=== The task ===
Write out every entry in full. Leave nothing out.

[Entries taken from a collection]
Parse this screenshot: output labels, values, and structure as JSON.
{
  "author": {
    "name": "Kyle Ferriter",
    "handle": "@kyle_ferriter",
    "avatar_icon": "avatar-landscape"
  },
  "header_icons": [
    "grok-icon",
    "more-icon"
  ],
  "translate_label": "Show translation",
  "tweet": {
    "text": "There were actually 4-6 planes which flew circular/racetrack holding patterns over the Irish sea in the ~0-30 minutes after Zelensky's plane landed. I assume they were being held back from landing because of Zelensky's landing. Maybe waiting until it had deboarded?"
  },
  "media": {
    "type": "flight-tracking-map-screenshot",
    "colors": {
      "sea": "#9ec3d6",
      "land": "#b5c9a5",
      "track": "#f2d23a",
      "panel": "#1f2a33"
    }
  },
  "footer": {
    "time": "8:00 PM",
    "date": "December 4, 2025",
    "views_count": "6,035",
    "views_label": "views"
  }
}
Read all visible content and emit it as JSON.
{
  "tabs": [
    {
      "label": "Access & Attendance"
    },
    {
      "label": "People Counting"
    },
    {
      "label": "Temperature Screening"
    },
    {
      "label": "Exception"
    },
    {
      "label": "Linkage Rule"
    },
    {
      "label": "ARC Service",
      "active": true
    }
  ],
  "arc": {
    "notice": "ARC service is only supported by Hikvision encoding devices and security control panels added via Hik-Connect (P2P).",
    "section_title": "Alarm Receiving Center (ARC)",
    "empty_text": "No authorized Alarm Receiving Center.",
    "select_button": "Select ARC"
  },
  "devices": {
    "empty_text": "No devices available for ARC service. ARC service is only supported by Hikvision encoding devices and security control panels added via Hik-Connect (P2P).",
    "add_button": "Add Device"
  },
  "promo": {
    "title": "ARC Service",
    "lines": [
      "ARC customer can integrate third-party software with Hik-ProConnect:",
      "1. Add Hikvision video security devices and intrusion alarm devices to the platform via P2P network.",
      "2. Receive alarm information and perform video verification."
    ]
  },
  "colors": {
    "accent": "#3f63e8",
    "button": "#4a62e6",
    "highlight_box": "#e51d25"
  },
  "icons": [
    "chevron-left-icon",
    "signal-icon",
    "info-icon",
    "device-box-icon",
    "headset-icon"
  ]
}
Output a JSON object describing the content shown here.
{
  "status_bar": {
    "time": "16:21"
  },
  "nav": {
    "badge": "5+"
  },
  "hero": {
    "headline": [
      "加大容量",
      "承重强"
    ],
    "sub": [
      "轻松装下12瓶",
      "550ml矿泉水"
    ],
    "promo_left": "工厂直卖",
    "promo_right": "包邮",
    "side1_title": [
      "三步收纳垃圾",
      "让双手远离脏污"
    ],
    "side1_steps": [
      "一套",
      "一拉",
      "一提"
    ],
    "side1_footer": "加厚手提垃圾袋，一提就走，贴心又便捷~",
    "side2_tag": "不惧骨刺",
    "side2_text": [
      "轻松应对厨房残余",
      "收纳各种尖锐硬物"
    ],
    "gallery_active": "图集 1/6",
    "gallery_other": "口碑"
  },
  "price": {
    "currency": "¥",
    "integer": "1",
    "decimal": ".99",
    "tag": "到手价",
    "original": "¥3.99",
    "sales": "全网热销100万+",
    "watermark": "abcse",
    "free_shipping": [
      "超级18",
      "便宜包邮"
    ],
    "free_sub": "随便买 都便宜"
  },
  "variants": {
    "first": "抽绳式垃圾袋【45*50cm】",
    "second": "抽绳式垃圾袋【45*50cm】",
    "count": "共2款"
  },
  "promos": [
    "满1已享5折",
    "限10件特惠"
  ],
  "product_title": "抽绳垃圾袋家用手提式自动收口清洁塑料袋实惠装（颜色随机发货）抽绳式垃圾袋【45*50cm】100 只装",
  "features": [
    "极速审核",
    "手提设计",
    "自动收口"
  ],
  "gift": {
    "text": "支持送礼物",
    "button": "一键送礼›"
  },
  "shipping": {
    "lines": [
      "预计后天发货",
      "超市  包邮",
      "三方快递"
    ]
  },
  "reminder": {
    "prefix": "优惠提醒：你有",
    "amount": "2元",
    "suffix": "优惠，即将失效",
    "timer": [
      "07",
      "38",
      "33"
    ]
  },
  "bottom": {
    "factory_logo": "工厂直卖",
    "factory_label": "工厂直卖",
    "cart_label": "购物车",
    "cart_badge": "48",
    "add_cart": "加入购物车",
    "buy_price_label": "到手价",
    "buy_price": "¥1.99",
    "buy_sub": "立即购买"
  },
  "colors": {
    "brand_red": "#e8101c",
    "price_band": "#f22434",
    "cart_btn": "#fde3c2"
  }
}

=== Exercise result ===
Parse this screenshot: output labels, values, and structure as JSON.
{
  "author": {
    "name": "Kyle Ferriter",
    "handle": "@kyle_ferriter",
    "avatar_icon": "avatar-landscape"
  },
  "header_icons": [
    "grok-icon",
    "more-icon"
  ],
  "translate_label": "Show translation",
  "tweet": {
    "text": "There were actually 4-6 planes which flew circular/racetrack holding patterns over the Irish sea in the ~0-30 minutes after Zelensky's plane landed. I assume they were being held back from landing because of Zelensky's landing. Maybe waiting until it had deboarded?"
  },
  "media": {
    "type": "flight-tracking-map-screenshot",
    "colors": {
      "sea": "#9ec3d6",
      "land": "#b5c9a5",
      "track": "#f2d23a",
      "panel": "#1f2a33"
    }
  },
  "footer": {
    "time": "8:00 PM",
    "date": "December 4, 2025",
    "views_count": "6,035",
    "views_label": "views"
  }
}
Read all visible content and emit it as JSON.
{
  "tabs": [
    {
      "label": "Access & Attendance"
    },
    {
      "label": "People Counting"
    },
    {
      "label": "Temperature Screening"
    },
    {
      "label": "Exception"
    },
    {
      "label": "Linkage Rule"
    },
    {
      "label": "ARC Service",
      "active": true
    }
  ],
  "arc": {
    "notice": "ARC service is only supported by Hikvision encoding devices and security control panels added via Hik-Connect (P2P).",
    "section_title": "Alarm Receiving Center (ARC)",
    "empty_text": "No authorized Alarm Receiving Center.",
    "select_button": "Select ARC"
  },
  "devices": {
    "empty_text": "No devices available for ARC service. ARC service is only supported by Hikvision encoding devices and security control panels added via Hik-Connect (P2P).",
    "add_button": "Add Device"
  },
  "promo": {
    "title": "ARC Service",
    "lines": [
      "ARC customer can integrate third-party software with Hik-ProConnect:",
      "1. Add Hikvision video security devices and intrusion alarm devices to the platform via P2P network.",
      "2. Receive alarm information and perform video verification."
    ]
  },
  "colors": {
    "accent": "#3f63e8",
    "button": "#4a62e6",
    "highlight_box": "#e51d25"
  },
  "icons": [
    "chevron-left-icon",
    "signal-icon",
    "info-icon",
    "device-box-icon",
    "headset-icon"
  ]
}
Output a JSON object describing the content shown here.
{
  "status_bar": {
    "time": "16:21"
  },
  "nav": {
    "badge": "5+"
  },
  "hero": {
    "headline": [
      "加大容量",
      "承重强"
    ],
    "sub": [
      "轻松装下12瓶",
      "550ml矿泉水"
    ],
    "promo_left": "工厂直卖",
    "promo_right": "包邮",
    "side1_title": [
      "三步收纳垃圾",
      "让双手远离脏污"
    ],
    "side1_steps": [
      "一套",
      "一拉",
      "一提"
    ],
    "side1_footer": "加厚手提垃圾袋，一提就走，贴心又便捷~",
    "side2_tag": "不惧骨刺",
    "side2_text": [
      "轻松应对厨房残余",
      "收纳各种尖锐硬物"
    ],
    "gallery_active": "图集 1/6",
    "gallery_other": "口碑"
  },
  "price": {
    "currency": "¥",
    "integer": "1",
    "decimal": ".99",
    "tag": "到手价",
    "original": "¥3.99",
    "sales": "全网热销100万+",
    "watermark": "abcse",
    "free_shipping": [
      "超级18",
      "便宜包邮"
    ],
    "free_sub": "随便买 都便宜"
  },
  "variants": {
    "first": "抽绳式垃圾袋【45*50cm】",
    "second": "抽绳式垃圾袋【45*50cm】",
    "count": "共2款"
  },
  "promos": [
    "满1已享5折",
    "限10件特惠"
  ],
  "product_title": "抽绳垃圾袋家用手提式自动收口清洁塑料袋实惠装（颜色随机发货）抽绳式垃圾袋【45*50cm】100 只装",
  "features": [
    "极速审核",
    "手提设计",
    "自动收口"
  ],
  "gift": {
    "text": "支持送礼物",
    "button": "一键送礼›"
  },
  "shipping": {
    "lines": [
      "预计后天发货",
      "超市  包邮",
      "三方快递"
    ]
  },
  "reminder": {
    "prefix": "优惠提醒：你有",
    "amount": "2元",
    "suffix": "优惠，即将失效",
    "timer": [
      "07",
      "38",
      "33"
    ]
  },
  "bottom": {
    "factory_logo": "工厂直卖",
    "factory_label": "工厂直卖",
    "cart_label": "购物车",
    "cart_badge": "48",
    "add_cart": "加入购物车",
    "buy_price_label": "到手价",
    "buy_price": "¥1.99",
    "buy_sub": "立即购买"
  },
  "colors": {
    "brand_red": "#e8101c",
    "price_band": "#f22434",
    "cart_btn": "#fde3c2"
  }
}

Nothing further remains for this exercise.